Image result for Radiosense gpsThe Texas student team keeps the materials cost of the receiver system in the car at just $35 per car, running their software-defined system entirely on a $5 Raspberry Pi processor. Of course, the software could piggyback, almost unnoticed, on the powerful robocar processors that are coming down the pike from companies like Nvidia and NXP.
Just as important as the receivers is the ground network of base stations, which the Texas team has shown must be spaced within 20 kilometers (12 miles) for full accuracy. And, because the students’ solar-powered, cellphone-network-connected base stations cost only about $1000 to build, it wouldn’t be too hard to pepper an entire region with them.
Image result for gps in urban canyons
You’d need more stations per unit of territory where satellite signals get bounced around or obscured, as is the case in heavily-built-up parts of most cities. It’s tough, Humphreys admits, in the urban canyons of Manhattan. Conveniently, though, it is in just such boxed-in places that the robocar’s cameras, radar, and lidar work the best, thanks to the many easily recognized buildings there that can serve as landmarks.
“Uber’s engineers hate bridges, because there are not a lot of visual features,” Humphreys notes. “They would do well to have 10-cm precise positioning; it can turn any roadway into a virtual railway.”
So, what’s next, after cars?
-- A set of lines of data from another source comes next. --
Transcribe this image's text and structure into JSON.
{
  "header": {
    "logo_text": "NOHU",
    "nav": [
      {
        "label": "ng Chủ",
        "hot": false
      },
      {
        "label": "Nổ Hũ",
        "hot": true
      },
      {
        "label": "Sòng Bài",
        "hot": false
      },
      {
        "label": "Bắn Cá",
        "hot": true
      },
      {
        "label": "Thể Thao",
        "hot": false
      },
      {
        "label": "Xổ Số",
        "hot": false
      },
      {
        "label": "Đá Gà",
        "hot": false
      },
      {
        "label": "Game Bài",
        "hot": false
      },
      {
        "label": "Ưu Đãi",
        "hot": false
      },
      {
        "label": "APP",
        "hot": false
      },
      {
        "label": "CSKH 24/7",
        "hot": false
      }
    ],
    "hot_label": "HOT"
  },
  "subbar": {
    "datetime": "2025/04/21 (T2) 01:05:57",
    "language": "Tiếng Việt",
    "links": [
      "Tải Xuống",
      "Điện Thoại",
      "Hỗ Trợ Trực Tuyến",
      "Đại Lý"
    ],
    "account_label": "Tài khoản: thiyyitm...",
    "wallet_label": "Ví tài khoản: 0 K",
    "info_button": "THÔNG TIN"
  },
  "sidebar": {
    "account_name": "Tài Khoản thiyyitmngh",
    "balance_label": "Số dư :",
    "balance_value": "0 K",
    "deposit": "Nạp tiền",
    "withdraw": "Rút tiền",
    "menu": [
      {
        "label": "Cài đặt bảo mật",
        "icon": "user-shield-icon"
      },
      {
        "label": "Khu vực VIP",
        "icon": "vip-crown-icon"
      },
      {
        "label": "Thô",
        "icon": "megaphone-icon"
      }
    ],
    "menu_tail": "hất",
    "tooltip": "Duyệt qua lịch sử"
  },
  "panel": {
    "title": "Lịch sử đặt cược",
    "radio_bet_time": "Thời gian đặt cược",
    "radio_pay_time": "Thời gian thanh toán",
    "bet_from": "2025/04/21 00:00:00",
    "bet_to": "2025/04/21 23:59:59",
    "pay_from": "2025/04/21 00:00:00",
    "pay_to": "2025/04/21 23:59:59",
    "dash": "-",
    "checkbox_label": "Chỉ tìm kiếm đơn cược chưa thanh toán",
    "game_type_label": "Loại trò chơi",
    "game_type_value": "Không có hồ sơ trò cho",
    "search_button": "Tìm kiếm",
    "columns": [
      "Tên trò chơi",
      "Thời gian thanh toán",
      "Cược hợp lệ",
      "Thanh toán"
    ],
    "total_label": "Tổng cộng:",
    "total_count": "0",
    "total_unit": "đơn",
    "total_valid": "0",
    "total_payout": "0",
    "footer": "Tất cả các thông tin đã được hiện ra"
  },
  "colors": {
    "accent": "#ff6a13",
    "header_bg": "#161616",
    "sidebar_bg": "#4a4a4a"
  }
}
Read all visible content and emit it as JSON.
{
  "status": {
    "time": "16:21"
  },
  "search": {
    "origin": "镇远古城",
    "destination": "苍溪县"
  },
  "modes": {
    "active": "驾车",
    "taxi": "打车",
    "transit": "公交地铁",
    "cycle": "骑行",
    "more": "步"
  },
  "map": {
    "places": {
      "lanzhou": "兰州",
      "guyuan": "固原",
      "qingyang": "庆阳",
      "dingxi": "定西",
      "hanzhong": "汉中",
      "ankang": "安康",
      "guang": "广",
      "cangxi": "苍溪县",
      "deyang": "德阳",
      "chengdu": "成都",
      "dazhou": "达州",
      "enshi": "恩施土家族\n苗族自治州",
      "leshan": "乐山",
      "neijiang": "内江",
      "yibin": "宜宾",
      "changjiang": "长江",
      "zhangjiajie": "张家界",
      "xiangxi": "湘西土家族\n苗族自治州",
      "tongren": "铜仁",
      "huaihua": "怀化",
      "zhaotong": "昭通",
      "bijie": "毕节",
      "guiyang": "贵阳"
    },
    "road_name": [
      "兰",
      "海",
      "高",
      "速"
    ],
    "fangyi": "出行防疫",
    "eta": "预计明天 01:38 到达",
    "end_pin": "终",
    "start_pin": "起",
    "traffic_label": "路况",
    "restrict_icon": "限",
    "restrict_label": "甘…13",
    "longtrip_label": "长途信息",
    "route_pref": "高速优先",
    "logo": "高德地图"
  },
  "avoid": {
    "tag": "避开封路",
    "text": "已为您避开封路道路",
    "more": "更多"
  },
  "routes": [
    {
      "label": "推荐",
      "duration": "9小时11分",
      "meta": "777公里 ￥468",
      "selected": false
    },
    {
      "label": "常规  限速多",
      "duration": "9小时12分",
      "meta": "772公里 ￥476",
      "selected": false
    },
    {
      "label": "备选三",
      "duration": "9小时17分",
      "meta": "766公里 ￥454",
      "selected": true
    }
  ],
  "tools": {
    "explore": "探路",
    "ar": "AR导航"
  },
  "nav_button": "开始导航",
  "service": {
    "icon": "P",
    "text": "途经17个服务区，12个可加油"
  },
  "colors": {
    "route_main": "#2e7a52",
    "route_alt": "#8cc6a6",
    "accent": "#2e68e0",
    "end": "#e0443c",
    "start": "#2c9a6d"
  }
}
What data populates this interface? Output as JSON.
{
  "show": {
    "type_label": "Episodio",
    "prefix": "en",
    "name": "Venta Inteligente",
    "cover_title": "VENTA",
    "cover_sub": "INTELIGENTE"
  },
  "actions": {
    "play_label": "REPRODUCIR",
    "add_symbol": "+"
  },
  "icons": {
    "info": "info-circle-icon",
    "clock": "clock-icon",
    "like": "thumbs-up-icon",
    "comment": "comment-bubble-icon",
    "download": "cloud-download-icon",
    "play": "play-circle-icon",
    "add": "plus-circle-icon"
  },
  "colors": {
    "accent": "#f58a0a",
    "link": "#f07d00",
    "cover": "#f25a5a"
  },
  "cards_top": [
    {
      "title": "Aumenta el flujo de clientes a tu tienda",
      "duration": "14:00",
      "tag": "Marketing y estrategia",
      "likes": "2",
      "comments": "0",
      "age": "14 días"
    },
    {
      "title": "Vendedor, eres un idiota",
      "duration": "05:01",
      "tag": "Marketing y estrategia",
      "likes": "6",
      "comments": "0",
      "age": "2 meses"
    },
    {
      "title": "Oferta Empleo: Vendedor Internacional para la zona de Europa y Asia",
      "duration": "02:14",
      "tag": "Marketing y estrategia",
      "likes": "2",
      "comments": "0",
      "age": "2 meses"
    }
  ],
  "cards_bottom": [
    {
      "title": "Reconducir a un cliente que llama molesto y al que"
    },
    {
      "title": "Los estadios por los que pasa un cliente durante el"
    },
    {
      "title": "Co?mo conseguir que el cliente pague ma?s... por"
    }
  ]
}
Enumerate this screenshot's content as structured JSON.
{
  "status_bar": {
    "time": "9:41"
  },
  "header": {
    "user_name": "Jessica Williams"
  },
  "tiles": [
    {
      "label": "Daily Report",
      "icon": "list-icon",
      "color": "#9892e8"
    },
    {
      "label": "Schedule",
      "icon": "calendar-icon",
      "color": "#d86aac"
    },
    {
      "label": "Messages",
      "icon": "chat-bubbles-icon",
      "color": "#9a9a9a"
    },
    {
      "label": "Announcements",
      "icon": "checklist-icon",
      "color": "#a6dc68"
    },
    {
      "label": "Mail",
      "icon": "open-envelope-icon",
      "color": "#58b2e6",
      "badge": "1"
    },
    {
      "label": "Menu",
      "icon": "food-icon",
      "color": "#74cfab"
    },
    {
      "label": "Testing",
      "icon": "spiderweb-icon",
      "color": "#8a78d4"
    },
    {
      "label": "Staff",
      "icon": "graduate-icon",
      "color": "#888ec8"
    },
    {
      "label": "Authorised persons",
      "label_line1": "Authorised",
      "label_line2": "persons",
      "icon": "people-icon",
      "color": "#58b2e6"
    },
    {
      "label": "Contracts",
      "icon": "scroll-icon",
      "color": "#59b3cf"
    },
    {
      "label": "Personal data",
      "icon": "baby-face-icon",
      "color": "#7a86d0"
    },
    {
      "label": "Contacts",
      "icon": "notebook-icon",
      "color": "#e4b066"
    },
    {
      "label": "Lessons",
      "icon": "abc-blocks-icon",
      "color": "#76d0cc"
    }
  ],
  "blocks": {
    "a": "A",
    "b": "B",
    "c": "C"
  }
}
Humphreys is still looking for the killer app to justify super-accurate GPS in handheld systems.
“We’re looking into outdoor virtual reality,” Humphreys says. “You  could put on a visor and go on your favorite running trail, and it would represent it to you in a centimeter-accurate way, but artistically enhanced—maybe you’d always have a blue sky. You could craft the world to your own liking.” While staying on the path, of course.